  4. 5 out of 5

    Kati

    The 1921 A Social History of the American Negro has been referenced in many of the recent studies of the history of race relations in American, so I was very excited to see that Dover had reprinted it. It is also available for free at Project Gutenberg, which is how I ultimately read it. The book is very dense and isn't a light read. Also, of course, it is more than 90 years old, so if you were reading it for research you'd want to cross-check against more recent sources. But even the early parts The 1921 A Social History of the American Negro has been referenced in many of the recent studies of the history of race relations in American, so I was very excited to see that Dover had reprinted it. It is also available for free at Project Gutenberg, which is how I ultimately read it. The book is very dense and isn't a light read. Also, of course, it is more than 90 years old, so if you were reading it for research you'd want to cross-check against more recent sources. But even the early parts are good for providing starting points for further research in portions of history you probably haven't been exposed to. Where the book really shines starts with Chapter 11: Social Progress 1820-1860. The book is especially valuable for its accounts of events leading up to and continuing into what is now known as the Nadir of Race Relations. It arguably was lessening by the time this was published but continued for a few decades afterwards, and this is an excellent resource that captures information in that time that was not available through more mainstream sources. In short, not something you'd read just for entertainment, but very interesting research on race relations, especially 1860-1920.

  5. 5 out of 5

    Staci Otto

  6. 4 out of 5

    Helen

  7. 4 out of 5

    Maya Bilal

  8. 4 out of 5

    Danielle

  9. 4 out of 5

    Jason Jeffries

  10. 5 out of 5

    Matthew Dzemske

  11. 5 out of 5

    Karl W Beeney

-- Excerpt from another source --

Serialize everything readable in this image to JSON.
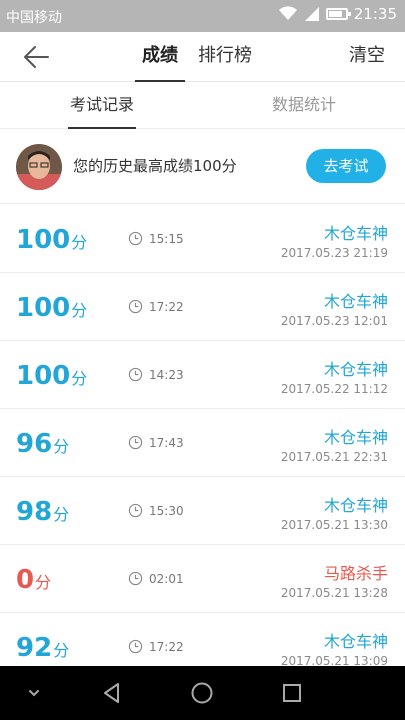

  12. 5 out of 5

    Mj kindle

  13. 4 out of 5

    Cosimo Books

  14. 4 out of 5

    Zanetta Robinson

  15. 5 out of 5

    Dcgomry

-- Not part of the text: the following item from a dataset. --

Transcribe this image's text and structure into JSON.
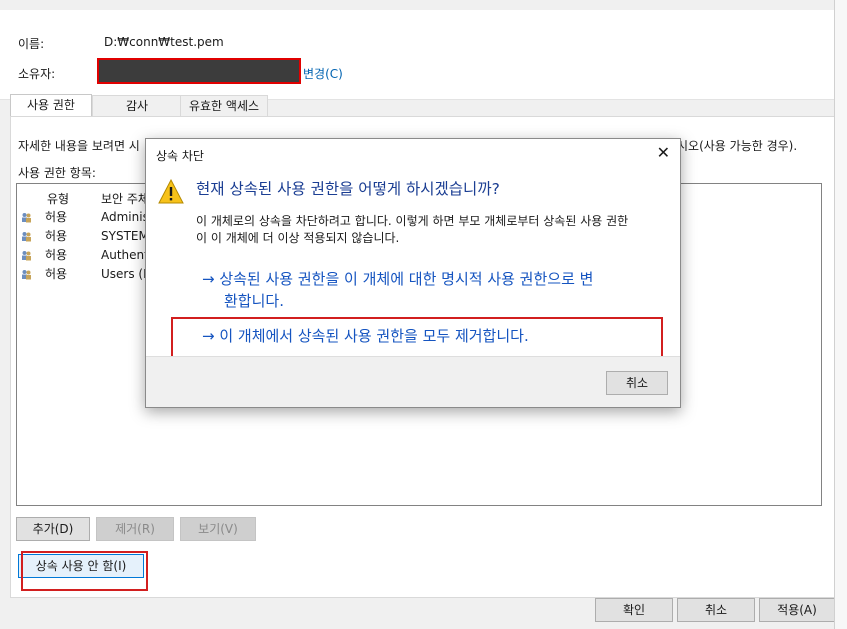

  16. 4 out of 5

    Ah-Lisa

  17. 4 out of 5

    Remco Gelderen

  18. 4 out of 5

    Mona B-j

  19. 5 out of 5

    Mike

  20. 4 out of 5

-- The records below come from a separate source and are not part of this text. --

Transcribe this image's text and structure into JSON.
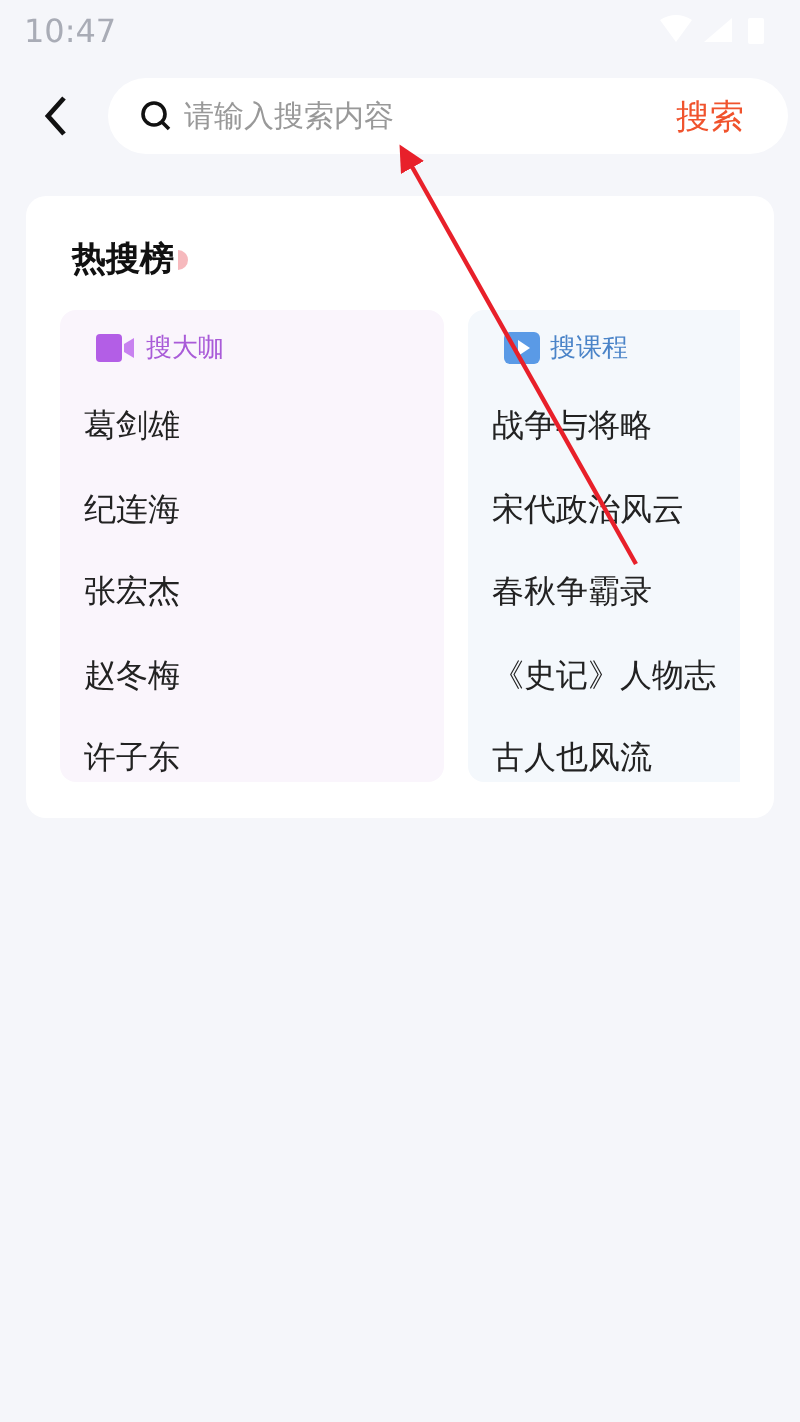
{
  "status_bar": {
    "time": "10:47"
  },
  "search": {
    "placeholder": "请输入搜索内容",
    "button": "搜索"
  },
  "hot": {
    "title": "热搜榜",
    "columns": [
      {
        "kind": "people",
        "title": "搜大咖",
        "items": [
          "葛剑雄",
          "纪连海",
          "张宏杰",
          "赵冬梅",
          "许子东"
        ]
      },
      {
        "kind": "courses",
        "title": "搜课程",
        "items": [
          "战争与将略",
          "宋代政治风云",
          "春秋争霸录",
          "《史记》人物志",
          "古人也风流"
        ]
      }
    ]
  }
}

    Melis

  21. 5 out of 5

    Simon Purdue

  22. 4 out of 5

    David

  23. 4 out of 5

    Diamond Mark

  24. 5 out of 5

    Candra

  25. 5 out of 5

    Teyona

  26. 4 out of 5

    Tierney Sillito

  27. 5 out of 5

    India Lavoyce

  28. 5 out of 5

    Rachel Ladeby

  29. 5 out of 5

    Bec

  30. 5 out of 5

    David Hallowell

  31. 4 out of 5

    Ah-Lisa Hull

  32. 5 out of 5

    Lio

  33. 5 out of 5

    Matthew Purcell

  34. 4 out of 5

    Ericka

  35. 4 out of 5

    Arlene

  36. 4 out of 5

    torque

  37. 5 out of 5

    Robert

Add a review

Your email address will not be published. Required fields are marked *

Loading...
We use cookies to give you the best online experience. By using our website you agree to our use of cookies in accordance with our cookie policy.